## MATERIAL SHOWN:

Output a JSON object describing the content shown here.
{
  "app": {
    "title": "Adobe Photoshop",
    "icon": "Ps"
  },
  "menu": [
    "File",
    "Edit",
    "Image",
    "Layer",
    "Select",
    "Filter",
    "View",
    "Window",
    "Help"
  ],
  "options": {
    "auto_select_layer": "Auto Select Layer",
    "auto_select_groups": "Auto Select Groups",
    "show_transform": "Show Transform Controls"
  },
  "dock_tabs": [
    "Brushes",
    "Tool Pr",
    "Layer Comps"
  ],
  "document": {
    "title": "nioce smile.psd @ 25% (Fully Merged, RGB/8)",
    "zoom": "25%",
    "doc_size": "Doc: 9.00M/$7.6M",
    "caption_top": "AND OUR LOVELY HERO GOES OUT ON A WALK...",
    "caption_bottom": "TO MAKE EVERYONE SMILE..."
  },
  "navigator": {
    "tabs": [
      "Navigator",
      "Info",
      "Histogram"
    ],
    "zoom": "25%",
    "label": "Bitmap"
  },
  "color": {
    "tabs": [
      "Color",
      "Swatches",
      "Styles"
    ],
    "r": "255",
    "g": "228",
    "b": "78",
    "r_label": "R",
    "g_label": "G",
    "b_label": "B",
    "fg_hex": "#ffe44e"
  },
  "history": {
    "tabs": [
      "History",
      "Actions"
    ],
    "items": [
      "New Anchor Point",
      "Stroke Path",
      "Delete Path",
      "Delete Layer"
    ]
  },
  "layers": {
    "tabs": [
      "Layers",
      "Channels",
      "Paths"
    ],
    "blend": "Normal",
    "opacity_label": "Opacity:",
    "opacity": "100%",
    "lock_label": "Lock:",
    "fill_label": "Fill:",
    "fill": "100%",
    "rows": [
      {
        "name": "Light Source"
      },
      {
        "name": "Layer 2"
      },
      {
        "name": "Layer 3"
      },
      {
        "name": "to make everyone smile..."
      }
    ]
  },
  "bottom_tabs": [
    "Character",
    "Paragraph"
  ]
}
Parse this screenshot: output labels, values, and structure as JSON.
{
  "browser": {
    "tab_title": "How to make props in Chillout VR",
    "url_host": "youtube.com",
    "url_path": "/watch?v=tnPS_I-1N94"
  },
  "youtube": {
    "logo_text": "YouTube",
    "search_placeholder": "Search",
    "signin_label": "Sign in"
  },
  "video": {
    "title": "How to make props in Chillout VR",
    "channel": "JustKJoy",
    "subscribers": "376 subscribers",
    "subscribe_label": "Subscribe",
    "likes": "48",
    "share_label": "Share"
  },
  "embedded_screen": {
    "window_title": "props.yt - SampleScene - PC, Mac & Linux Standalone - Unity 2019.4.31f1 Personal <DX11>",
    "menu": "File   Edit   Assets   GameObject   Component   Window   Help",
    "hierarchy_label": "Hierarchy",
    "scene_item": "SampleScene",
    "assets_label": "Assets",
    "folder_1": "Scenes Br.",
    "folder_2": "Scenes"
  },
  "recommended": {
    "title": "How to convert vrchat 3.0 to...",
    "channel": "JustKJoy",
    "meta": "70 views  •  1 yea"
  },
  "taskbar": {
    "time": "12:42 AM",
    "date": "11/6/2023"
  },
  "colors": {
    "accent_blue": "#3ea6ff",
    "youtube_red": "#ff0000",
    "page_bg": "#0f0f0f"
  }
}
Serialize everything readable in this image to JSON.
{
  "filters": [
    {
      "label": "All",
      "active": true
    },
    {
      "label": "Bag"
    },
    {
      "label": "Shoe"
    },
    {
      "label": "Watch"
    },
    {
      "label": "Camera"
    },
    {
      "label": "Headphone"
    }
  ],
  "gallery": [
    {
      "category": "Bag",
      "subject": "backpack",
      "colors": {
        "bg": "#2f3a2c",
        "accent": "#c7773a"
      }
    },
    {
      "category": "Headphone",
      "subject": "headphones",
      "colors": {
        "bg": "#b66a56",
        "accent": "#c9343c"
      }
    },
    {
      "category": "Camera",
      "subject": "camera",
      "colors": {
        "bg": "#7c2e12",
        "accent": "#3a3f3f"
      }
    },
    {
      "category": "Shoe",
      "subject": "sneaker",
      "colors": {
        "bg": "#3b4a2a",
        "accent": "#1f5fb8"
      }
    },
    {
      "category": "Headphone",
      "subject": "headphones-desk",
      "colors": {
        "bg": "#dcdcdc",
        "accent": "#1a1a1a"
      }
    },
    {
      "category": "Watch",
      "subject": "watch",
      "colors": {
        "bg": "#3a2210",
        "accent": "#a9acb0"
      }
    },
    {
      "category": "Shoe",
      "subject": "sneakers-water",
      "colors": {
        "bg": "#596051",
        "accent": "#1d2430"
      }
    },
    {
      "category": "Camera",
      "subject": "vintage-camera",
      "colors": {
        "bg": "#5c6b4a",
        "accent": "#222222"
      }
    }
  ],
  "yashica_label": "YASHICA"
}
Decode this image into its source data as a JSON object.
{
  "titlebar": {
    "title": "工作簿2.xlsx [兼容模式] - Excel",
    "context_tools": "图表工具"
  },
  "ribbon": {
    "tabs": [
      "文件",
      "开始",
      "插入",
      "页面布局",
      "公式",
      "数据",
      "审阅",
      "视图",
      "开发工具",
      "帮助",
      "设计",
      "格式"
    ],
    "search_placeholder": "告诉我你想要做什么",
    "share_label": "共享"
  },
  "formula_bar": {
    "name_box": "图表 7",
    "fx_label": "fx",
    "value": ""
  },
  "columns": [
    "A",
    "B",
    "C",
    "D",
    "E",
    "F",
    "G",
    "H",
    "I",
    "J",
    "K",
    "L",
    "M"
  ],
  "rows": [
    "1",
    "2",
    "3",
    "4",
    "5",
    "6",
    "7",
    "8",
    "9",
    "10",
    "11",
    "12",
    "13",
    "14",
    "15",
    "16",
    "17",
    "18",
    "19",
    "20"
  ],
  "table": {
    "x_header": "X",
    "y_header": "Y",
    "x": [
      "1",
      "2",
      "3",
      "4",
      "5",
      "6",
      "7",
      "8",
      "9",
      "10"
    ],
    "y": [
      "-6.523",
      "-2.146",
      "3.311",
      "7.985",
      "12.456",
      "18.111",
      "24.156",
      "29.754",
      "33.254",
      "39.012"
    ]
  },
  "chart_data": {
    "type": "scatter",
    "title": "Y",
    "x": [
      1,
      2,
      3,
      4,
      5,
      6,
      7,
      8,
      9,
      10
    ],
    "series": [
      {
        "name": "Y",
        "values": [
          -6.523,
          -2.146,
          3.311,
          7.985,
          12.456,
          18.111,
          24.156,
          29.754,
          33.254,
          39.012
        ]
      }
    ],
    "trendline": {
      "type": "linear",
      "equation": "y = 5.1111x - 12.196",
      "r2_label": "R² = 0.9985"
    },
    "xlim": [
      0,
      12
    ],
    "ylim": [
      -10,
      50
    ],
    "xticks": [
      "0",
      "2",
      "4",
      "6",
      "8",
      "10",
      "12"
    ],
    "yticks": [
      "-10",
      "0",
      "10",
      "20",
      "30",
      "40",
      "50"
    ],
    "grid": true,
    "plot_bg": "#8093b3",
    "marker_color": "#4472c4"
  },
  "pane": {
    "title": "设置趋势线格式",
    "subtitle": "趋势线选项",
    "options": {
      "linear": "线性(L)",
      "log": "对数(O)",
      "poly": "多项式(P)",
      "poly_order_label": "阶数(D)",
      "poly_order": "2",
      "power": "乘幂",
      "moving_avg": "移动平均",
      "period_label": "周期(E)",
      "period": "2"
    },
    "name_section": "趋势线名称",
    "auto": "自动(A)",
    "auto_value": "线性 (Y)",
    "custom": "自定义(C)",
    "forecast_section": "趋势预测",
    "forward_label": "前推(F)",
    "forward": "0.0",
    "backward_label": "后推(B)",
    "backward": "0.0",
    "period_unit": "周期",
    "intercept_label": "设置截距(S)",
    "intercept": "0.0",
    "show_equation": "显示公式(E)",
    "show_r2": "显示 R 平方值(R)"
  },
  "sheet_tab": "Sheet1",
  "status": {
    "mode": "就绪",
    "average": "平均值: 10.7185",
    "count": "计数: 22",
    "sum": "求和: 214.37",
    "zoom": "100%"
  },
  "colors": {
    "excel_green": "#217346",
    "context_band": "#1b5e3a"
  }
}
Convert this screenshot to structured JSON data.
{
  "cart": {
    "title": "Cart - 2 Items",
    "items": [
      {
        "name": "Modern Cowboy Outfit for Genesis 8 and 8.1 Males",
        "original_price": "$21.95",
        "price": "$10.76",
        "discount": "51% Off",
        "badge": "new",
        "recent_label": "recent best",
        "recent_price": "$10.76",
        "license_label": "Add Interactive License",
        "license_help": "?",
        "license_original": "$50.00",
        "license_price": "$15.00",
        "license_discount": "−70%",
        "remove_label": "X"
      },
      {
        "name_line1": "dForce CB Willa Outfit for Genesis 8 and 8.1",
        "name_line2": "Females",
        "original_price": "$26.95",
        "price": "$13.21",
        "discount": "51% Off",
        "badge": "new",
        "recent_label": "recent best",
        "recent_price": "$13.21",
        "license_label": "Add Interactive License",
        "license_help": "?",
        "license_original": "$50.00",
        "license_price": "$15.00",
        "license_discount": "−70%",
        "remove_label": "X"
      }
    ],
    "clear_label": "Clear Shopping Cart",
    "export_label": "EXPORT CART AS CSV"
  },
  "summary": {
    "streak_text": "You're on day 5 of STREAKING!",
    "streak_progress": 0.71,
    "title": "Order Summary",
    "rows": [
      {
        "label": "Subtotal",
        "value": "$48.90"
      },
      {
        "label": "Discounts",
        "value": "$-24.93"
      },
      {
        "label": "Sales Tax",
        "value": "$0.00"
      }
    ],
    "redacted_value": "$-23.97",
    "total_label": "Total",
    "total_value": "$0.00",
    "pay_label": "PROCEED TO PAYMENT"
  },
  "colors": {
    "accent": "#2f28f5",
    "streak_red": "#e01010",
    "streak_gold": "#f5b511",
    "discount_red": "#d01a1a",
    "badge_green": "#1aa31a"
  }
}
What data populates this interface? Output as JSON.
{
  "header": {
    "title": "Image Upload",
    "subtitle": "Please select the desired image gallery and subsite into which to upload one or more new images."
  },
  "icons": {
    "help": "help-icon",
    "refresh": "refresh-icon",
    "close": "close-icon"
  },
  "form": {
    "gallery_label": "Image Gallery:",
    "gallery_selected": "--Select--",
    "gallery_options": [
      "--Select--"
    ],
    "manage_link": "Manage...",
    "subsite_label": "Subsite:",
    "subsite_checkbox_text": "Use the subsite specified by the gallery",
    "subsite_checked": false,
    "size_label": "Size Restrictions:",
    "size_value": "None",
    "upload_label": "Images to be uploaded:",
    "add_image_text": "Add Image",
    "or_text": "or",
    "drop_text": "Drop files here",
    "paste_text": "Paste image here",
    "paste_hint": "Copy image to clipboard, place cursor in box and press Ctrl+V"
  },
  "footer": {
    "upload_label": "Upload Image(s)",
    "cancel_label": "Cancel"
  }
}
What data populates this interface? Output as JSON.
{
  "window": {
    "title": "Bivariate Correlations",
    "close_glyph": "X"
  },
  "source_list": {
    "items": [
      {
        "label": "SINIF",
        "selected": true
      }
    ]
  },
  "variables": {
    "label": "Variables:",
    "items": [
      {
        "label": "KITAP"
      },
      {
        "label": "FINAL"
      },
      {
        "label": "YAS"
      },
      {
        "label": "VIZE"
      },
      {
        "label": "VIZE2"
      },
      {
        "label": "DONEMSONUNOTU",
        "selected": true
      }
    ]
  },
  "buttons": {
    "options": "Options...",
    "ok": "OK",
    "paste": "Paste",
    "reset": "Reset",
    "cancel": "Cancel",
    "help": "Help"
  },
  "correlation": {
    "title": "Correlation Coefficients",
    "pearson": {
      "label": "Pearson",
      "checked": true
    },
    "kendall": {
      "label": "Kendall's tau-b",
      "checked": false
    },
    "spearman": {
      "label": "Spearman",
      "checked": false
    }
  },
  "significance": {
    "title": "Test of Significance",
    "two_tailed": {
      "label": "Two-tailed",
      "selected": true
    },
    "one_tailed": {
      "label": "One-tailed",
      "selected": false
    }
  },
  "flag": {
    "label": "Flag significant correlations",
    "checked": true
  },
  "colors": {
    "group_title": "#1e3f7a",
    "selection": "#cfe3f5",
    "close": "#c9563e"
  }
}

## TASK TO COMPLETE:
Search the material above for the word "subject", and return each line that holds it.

## SOLUTION TO THIS TASK:
      "subject": "backpack",
      "subject": "headphones",
      "subject": "camera",
      "subject": "sneaker",
      "subject": "headphones-desk",
      "subject": "watch",
      "subject": "sneakers-water",
      "subject": "vintage-camera",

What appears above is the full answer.